The New Coordinator?

CLEMSON – With Florida Gators offensive coordinator Larry Fedora seemingly out as a replacement for fired Clemson offensive coordinator Mike O'Cain, Tigers coach Tommy Bowden has set his sights elsewhere. <br><br>

Toledo offensive coordinator Rob Spence, who has guided one of the top Divsion I offenses since 2001, has spoken with Bowden about the vacant position, has learned.

Through a spokesperson at Toledo, Spence issued a statement saying he will not comment about the Clemson job or any other. Rockets athletics director Michael O'Brien and football head coach Tom Amstutz each said they haven't been contacted by anyone at Clemson seeking permission to speak with Spence.

However, others associated with the Toledo football team said they have heard Spence, 46, is a candidate for the job with the Tigers.

The Rockets finished this season as Mid-Atlantic Conference champions. The offense was the key reason why.

Toledo finished the regular season ranked seventh out of 117 teams in the nation in total offense at 474.08 yards per game. The passing game also ranked seventh at 306.33 yards per game, while the rushing offense was 45th at 167.75 yards per game, all of which ranked higher than Clemson.

In the most important category, scoring offense, Toledo averaged 35.17 points per game, which ranked 13th in the nation. Moreover, the team's passing efficiency rating was an extremely high 164.08, which ranked sixth in the nation.

Spence got to Toledo in 2001, and the Rockets finished 13th in the nation in total offense that same year. The following year, they ranked fifth in offense.

Last season, the Rockets were 11th in total offense, where then sophomore quarterback Bruce Gradkowski was second in the nation in completion percentage (71.2%) and became the third Rocket quarterback in each of Spence's three seasons to break the MAC record for completion accuracy. Gradkowski also set the school record with 29 touchdown passes, and became just the second Rocket quarterback to throw for more than 3,000 yards in a season.

Those numbers are pretty much the norm for Spence's offense.

He came to Toledo after one season at Louisiana Tech, where he was co-offensive coordinator and developed Luke McCown, a freshman All-America selection who threw for 2,544 yards and 21 touchdowns. He has also continued his career with the Cleveland Browns.

Prior to his one season at Louisiana Tech, Spence was offensive coordinator/quarterbacks coach at Division I-AA Hofstra from 1997-99. In his final season, Hofstra averaged 34.0 points per game, finished with an 11-2 record and a No. 5 national ranking. Hofstra quarterback Gio Carmazzi was selected in the third round of the NFL draft by the San Francisco 49ers.

In 1998, Spence's offense averaged 38.7 points per game and ranked No. 9 in total offense (464.9 yards/game). In 1997, the Flying Dutchmen went 9-3 and ranked ninth in scoring (34.8) and eighth in total offense (453.9).

Spence was an assistant coach at Maryland from 1992-96, where the Terrapins' wide-open offense set 70 school records.
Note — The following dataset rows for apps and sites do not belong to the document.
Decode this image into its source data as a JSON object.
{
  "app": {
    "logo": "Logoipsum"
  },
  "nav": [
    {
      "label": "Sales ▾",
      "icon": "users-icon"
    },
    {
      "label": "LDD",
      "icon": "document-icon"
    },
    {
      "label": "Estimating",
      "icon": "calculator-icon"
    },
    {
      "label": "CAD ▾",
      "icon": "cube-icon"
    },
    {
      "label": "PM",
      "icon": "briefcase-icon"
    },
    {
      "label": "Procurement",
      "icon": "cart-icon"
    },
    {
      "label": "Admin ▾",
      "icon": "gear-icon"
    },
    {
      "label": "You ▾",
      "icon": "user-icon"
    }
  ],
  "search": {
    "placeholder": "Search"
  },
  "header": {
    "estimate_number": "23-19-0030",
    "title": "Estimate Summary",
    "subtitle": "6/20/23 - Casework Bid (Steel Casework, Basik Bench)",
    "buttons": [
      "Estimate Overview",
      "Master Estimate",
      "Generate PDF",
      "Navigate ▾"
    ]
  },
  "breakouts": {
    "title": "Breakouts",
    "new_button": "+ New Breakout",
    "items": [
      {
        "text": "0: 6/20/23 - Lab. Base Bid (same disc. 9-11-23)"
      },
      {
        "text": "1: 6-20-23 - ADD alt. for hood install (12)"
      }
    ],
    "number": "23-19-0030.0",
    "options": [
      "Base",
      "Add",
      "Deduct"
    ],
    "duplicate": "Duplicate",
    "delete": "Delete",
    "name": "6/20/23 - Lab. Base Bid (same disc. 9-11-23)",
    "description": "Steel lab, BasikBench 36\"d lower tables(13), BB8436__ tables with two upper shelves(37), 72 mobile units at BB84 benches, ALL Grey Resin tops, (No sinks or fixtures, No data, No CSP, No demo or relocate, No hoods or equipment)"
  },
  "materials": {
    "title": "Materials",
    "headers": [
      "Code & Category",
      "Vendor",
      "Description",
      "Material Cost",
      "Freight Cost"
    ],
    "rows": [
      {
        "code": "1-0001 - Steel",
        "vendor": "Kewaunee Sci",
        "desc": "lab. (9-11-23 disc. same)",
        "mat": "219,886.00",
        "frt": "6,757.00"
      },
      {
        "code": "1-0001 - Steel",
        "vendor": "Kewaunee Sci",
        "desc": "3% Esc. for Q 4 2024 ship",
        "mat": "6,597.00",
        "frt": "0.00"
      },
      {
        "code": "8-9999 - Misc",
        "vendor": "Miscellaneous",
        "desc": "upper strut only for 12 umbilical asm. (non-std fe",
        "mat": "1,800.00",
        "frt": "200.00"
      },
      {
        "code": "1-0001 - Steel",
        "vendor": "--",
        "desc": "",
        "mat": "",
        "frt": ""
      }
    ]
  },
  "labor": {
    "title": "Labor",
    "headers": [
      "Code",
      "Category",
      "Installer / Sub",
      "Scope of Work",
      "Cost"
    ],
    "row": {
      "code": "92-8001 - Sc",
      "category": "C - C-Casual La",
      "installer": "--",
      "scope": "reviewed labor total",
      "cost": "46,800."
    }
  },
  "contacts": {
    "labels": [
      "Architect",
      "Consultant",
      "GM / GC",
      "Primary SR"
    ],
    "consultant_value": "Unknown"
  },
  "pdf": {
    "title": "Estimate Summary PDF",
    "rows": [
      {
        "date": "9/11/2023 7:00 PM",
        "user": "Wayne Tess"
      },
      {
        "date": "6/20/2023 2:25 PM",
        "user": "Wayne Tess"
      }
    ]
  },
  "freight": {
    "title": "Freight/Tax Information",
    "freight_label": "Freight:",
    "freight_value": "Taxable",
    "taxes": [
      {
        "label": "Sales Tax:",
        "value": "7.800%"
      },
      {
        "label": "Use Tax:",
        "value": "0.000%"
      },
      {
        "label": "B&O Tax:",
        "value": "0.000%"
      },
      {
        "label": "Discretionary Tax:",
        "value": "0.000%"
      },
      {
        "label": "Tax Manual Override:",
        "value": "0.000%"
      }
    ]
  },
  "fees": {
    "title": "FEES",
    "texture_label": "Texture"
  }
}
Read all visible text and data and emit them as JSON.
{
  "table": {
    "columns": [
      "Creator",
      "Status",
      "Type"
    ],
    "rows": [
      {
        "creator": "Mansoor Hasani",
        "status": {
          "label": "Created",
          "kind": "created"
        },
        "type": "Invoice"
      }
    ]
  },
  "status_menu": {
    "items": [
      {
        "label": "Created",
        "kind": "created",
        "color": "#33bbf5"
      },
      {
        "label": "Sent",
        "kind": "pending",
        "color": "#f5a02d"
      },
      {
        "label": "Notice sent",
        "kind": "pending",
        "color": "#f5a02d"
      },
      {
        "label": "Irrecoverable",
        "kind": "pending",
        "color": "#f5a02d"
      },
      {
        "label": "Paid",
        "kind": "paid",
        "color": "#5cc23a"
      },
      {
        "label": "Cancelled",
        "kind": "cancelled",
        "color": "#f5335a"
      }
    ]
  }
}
Spence was quarterbacks coach in his final three seasons at Maryland, helping guide quarterback Scott Milanovich, who broke several ACC and school records. In 1994, Milanovich led the Terrapins to a No. 10 national ranking in passing offense.

Spence broke into the coaching ranks in 1981 at the high school level as an assistant at Pelham Memorial High School in Pelham, N.Y. He joined Iona Prep School in New Rochelle, N.Y., as the offensive coordinator in 1982, and later as the head coach from 1984-88.

Spence, a native of Pelham, NY, played high school football at St. Andrews High School in Middletown, DE from 1972-75. He went on to play tight end at Iona from 1978-81. He earned his bachelor's degree in social work from Iona in 1981, and later earned his master's degree in education from Iona in 1990. Top Stories